Course Hero. "Love's Labour's Lost Study Guide." Course Hero. 3 Aug. 2017. Web. 4 June 2020. <https://www.coursehero.com/lit/Loves-Labours-Lost/>.
Course Hero. (2017, August 3). Love's Labour's Lost Study Guide. In Course Hero. Retrieved June 4, 2020, from https://www.coursehero.com/lit/Loves-Labours-Lost/
(Course Hero, 2017)
Course Hero. "Love's Labour's Lost Study Guide." August 3, 2017. Accessed June 4, 2020. https://www.coursehero.com/lit/Loves-Labours-Lost/.
Course Hero, "Love's Labour's Lost Study Guide," August 3, 2017, accessed June 4, 2020, https://www.coursehero.com/lit/Loves-Labours-Lost/.
In Shakespeare's plays indoor spaces usually are associated with conventions, rules, and social structures. Outdoor spaces are associated with a more relaxed attitude toward rules and restrictions, including conventions around relationships between men and women. This is clearly seen in plays such as A Midsummer Night's Dream or As You Like It, where characters go out into a forest area and all sorts of societal "rules" are broken—women take the upper hand in relationships, women dress as men, couples fall in and out of love, and the like. In Love's Labour's Lost it is significant that the women are lodged in a field outside the boundaries of the court, not in the court itself. The war of wits the women use, in which they try to outsmart the men (and succeed) by disguising themselves and trading tokens, would not occur had the women been lodged in rooms of the king's palace, for example.
After they arrive in Navarre, the princess and her ladies go hunting. Hunting, of course, is a thinly veiled metaphor symbolizing courtship; when the metaphor is used in the literature of the period it often suggests a cynical attitude toward love—lovers are interested in the pursuit, not the connection. When hunting, the hunter pursuers his (or her) prey the way that a man, wooing a woman, pursues her.

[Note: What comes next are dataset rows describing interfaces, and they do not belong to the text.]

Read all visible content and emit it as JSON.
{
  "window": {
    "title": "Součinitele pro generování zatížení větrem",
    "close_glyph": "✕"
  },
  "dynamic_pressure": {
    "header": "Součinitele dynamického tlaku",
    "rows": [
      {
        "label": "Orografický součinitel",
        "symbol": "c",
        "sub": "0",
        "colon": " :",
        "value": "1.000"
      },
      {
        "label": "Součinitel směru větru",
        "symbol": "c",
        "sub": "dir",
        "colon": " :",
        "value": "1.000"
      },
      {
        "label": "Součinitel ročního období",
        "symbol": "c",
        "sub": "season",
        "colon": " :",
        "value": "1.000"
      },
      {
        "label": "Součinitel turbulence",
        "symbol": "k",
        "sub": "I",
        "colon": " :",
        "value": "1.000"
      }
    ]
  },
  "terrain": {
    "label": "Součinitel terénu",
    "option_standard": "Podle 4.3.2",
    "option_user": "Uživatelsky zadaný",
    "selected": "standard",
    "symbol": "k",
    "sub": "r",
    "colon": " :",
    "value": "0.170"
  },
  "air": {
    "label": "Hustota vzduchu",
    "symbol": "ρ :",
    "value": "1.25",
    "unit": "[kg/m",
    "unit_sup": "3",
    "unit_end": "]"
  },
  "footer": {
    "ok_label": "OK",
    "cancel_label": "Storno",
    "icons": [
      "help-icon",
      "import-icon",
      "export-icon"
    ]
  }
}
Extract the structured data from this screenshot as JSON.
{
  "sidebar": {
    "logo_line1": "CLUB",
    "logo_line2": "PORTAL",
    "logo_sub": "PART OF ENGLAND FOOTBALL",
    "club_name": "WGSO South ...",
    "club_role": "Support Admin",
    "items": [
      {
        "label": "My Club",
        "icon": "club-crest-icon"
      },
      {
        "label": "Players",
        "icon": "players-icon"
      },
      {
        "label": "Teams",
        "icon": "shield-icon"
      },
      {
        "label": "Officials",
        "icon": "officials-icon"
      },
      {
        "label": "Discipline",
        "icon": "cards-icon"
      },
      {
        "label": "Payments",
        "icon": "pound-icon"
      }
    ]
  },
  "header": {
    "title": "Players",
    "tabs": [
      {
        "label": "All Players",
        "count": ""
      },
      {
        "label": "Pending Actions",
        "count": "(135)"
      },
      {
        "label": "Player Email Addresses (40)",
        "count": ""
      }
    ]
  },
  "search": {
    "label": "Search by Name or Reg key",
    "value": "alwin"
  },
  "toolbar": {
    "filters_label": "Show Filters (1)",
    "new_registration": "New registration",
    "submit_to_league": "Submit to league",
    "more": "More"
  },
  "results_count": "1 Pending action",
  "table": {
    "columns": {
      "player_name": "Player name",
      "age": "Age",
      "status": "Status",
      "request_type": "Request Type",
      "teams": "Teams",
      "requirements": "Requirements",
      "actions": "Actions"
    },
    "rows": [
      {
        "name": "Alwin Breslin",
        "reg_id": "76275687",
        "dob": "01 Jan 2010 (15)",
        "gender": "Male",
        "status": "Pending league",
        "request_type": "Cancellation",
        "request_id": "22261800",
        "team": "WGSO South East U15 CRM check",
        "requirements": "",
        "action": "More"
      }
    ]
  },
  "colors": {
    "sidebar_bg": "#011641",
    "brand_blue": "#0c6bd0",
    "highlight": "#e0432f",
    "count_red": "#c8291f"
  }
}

Hunting is a more amusing pastime than a serious means to an end, as the princess reminds the audience in Act 4, Scene 1: It is "more for praise than purpose" and "for fame's sake, for praise, an outward part." This is an apt description of courtship among the nobility—the men are active pursuers interested in the chase, but there doesn't seem to be much interest in what might happen after the chase or in developing relationships based on more than banter and flirting. Yet in this play the women are the ones who go out to hunt, and they are the ones who take the upper hand in the relationships as they confuse and control the men through masks and token trading.
The symbolic meaning of "the hunt" also allows Shakespeare to indulge in a whole series of hunting-related sexual innuendo having to do with "shooters," "marks," "pricks," "shots," and "rubbing."
Masks symbolize hiding one's true identity and are used literally in Act 5 of the play, as the King of Navarre and his lords are confused by the ladies, who have masked themselves. But the hiding of identity and true feelings goes deeper than this superficial trickery in the play. Berowne seems to hide behind his argumentation and fancy language, so much so that he has a hard time expressing his plain and simple feelings to Rosaline. The conventions of love—the poems, flirting, sighs, exchanging tokens—also seem to obstruct the expression of true feelings and identity, something that becomes all too apparent when the princess's father dies and the tone of the play becomes suddenly somber. The seriousness of the situation, turned from lighthearted flirting to grieving, exposes the inadequacy of love's conventions to tackle true emotions. Once the masks—of all types—come off, the lovers must determine if their love is real or all for show.